To mark World Breastfeeding Week, World Bank nutrition experts have updated this helpful Q/A on the topic:
What are the health benefits of breastfeeding?
Breastfeeding is one of the most powerful tools available to a mother to ensure the health and survival of her child from the moment he/she is born. Optimal breastfeeding practices, which include initiating breastfeeding within an hour of birth, feeding only breast milk until 6 months, and continuing to breastfeed up to 24 months, are key elements in the fight against malnutrition. Breast milk provides all the nutrients a child needs for healthy development in the first six months of life. And the antibodies that are transferred from a mother to her child during breastfeeding help protect infants against common childhood illnesses that can lead to death, such as diarrhea and pneumonia.

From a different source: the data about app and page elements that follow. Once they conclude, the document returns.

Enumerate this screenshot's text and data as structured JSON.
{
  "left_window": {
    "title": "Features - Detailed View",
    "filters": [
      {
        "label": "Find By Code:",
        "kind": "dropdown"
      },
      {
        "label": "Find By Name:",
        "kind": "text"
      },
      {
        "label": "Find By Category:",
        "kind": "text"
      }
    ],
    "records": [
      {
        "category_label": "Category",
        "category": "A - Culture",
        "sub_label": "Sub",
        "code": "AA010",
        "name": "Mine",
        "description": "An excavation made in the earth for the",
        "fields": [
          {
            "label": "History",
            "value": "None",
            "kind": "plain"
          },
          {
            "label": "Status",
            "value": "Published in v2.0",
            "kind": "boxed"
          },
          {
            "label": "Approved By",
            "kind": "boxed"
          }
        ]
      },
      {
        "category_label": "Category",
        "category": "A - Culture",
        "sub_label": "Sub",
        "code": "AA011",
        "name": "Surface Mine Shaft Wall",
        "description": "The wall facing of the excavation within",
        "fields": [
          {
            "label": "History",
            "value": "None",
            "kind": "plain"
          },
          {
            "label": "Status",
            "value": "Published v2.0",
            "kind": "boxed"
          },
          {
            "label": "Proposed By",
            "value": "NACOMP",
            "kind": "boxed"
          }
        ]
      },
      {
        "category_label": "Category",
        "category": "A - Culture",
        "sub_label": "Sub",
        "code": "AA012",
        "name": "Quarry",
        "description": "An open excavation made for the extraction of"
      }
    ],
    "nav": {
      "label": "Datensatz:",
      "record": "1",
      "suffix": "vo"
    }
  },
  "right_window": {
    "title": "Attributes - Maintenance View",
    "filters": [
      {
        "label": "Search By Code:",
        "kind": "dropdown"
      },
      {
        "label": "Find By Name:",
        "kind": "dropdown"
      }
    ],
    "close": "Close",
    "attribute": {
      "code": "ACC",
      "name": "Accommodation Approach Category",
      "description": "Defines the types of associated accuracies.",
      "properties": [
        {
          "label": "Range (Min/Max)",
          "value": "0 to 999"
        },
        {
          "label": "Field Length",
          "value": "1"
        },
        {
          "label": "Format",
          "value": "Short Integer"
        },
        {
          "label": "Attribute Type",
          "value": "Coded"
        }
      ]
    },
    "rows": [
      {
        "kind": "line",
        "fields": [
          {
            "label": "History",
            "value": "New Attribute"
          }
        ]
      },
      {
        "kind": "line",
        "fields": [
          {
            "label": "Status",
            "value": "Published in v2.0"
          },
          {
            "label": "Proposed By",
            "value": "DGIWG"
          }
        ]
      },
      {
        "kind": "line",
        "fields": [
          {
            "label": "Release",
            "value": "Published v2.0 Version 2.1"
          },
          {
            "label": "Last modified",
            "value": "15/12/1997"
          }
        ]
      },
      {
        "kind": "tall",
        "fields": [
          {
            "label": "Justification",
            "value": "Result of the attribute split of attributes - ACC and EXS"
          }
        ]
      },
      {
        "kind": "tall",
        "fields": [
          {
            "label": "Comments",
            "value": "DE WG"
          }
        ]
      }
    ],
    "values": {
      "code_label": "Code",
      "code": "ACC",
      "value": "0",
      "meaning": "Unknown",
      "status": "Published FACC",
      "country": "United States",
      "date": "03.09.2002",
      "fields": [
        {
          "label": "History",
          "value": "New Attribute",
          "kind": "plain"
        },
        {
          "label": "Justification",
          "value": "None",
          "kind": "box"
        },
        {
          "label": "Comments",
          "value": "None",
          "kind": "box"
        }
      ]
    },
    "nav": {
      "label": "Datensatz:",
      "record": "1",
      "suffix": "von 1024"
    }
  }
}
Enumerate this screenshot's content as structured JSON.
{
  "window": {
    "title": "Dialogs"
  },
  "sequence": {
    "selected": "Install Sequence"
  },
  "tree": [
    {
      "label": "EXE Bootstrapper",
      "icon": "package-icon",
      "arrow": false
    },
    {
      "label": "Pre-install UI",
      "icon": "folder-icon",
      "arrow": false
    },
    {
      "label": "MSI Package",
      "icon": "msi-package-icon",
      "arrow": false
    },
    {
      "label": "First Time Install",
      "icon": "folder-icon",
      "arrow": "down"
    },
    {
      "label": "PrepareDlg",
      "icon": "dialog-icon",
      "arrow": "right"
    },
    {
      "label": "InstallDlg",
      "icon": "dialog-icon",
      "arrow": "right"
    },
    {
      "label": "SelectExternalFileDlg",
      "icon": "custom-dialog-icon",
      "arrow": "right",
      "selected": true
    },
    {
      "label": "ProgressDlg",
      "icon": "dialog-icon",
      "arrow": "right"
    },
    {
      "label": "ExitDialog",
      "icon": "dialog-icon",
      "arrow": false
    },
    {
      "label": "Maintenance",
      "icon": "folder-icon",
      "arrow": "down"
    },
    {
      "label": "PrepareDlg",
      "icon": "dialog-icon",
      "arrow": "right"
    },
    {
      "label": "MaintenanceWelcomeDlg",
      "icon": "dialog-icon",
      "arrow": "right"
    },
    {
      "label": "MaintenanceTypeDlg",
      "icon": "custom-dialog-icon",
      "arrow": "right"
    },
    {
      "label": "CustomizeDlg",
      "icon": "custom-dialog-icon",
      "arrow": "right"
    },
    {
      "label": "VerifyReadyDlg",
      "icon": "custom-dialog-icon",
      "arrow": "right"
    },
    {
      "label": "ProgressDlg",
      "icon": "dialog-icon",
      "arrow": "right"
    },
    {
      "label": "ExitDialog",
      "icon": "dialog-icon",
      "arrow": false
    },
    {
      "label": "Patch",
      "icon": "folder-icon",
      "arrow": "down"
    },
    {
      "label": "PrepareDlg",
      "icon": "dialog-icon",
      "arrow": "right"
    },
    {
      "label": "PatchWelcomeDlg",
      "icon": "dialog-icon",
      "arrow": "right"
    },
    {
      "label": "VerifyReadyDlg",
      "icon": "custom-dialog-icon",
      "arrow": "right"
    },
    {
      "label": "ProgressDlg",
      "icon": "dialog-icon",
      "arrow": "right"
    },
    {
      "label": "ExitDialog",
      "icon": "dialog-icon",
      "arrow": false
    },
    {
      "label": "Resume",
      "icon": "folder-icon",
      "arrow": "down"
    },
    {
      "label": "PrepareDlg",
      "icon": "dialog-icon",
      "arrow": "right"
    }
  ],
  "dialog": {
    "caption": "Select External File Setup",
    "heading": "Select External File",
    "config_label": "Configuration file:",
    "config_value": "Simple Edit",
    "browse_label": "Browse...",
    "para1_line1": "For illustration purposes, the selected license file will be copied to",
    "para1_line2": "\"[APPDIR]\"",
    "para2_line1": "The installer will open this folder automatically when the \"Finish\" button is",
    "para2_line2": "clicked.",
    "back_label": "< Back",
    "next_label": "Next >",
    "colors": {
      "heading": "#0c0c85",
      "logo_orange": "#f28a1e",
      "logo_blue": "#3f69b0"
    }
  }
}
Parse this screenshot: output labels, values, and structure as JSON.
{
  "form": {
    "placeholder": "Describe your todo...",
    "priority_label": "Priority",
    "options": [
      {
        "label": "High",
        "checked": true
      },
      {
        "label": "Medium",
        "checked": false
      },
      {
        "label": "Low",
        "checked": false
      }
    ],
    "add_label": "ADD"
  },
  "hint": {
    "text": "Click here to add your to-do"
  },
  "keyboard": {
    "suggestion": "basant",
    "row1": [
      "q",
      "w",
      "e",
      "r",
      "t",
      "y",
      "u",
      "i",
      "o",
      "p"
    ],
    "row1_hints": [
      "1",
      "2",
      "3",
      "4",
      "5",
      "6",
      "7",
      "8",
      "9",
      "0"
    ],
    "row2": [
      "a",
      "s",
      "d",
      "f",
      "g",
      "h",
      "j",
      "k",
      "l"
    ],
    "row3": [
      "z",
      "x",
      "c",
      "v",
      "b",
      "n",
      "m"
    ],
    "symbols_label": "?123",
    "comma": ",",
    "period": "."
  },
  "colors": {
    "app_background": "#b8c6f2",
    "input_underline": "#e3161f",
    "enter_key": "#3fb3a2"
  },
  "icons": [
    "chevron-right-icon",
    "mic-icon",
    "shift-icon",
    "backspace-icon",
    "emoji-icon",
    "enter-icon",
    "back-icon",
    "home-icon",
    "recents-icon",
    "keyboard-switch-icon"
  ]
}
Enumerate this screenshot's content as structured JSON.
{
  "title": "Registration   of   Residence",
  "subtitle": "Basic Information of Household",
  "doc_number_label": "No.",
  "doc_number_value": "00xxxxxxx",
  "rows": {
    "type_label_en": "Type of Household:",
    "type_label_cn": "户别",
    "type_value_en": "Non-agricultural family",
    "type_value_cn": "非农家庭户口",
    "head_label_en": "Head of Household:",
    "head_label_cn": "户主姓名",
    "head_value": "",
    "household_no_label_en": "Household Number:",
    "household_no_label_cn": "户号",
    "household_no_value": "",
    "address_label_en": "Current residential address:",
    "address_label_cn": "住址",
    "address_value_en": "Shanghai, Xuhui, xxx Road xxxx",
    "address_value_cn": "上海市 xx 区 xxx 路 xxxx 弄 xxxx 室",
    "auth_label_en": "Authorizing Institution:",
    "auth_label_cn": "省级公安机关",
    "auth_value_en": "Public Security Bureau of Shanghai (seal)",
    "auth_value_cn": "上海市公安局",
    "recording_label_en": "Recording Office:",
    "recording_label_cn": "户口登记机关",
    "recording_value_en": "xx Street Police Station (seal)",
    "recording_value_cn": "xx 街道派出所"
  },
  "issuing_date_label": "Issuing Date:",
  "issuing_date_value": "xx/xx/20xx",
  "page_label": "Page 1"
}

The Lancet’s 2008 series on Maternal and Child Undernutrition  has estimated that the relative risk of death (all cause mortality) is 14 times higher for a child who is not breastfed versus one who is exclusively breastfed. When broken down by disease, the relative risk of death from diarrhea and pneumonia is 10.5 and 15 times higher, respectively, for children who are not breastfed versus those that are exclusively breastfed.
What are the economic benefits of breastfeeding?
A number of studies have looked at the costs and savings that exclusive breastfeeding would yield. A 2001 U.S. Department of Agriculture study estimated that in the United States, at least US$3.6 billion would be saved annually if breastfeeding rates were increased from current levels to 75% (at time of hospital discharge) and 50% (at 6 months postpartum). These savings come from a combination of the costs of preventable premature deaths, reduced direct costs on medical expenditures, and savings on indirect costs such as time and forgone earnings of parents caring for sick infants. A 2010 study estimated that the full-scale implementation of optimal breastfeeding promotion and support in the 68 countries with a high-burden of stunting would cost between US$5-15 per participant per year when integrated into a community nutrition program. This same study also estimates that the cost savings of behavior change programs (which include breastfeeding promotion) as a whole range from US$53-153 per disability- adjusted life-year saved.
How much progress have we made on breastfeeding?
Globally, breastfeeding statistics are rather stark, and improvement overall has been slow. Although breastfeeding patterns have improved over the last two decades, they are still far below the recommended levels in the developing world as a whole. In 1996, UNICEF estimated  that 32% of infants were exclusively breastfed, a number that increased only to 36% in 2006, and is now slightly lower at 34% in 2012. In addition, although breastfeeding is a widespread practice overall – above 95% in many African countries – exclusive breastfeeding is often derailed by the introduction of foods and liquids too early. And in many countries, there is a long way to go to achieve high coverage of infants with early initiation of breastfeeding.
What are some key actions to promote optimal breastfeeding?
- Support for mothers – especially first-time mothers – is critical, both at home within the family and through effective heath service delivery, to help them learn how to successfully breastfeed.
- Promotion of a work and economic environment that allows mothers to exclusively breastfeed their children until six months of age and then continue to breastfeed through two years.
- Promotion of optimal breastfeeding practices at all levels of the health system, starting from the community level and reaching all the way up to the national level.
- Implementation of national policies that protect and promote optimal breastfeeding practices. There are important lessons to be learned from countries such as Bangladesh and Vietnam, which have recently championed the cause of optimal infant feeding by legislating paid maternity leave for six months.
World Breastfeeding Week reminds us of the important work that has already made a difference in the lives of countless infants and their families, and urges us to work harder with countries and development partners to make it possible for even more children to benefit from mothers’ milk.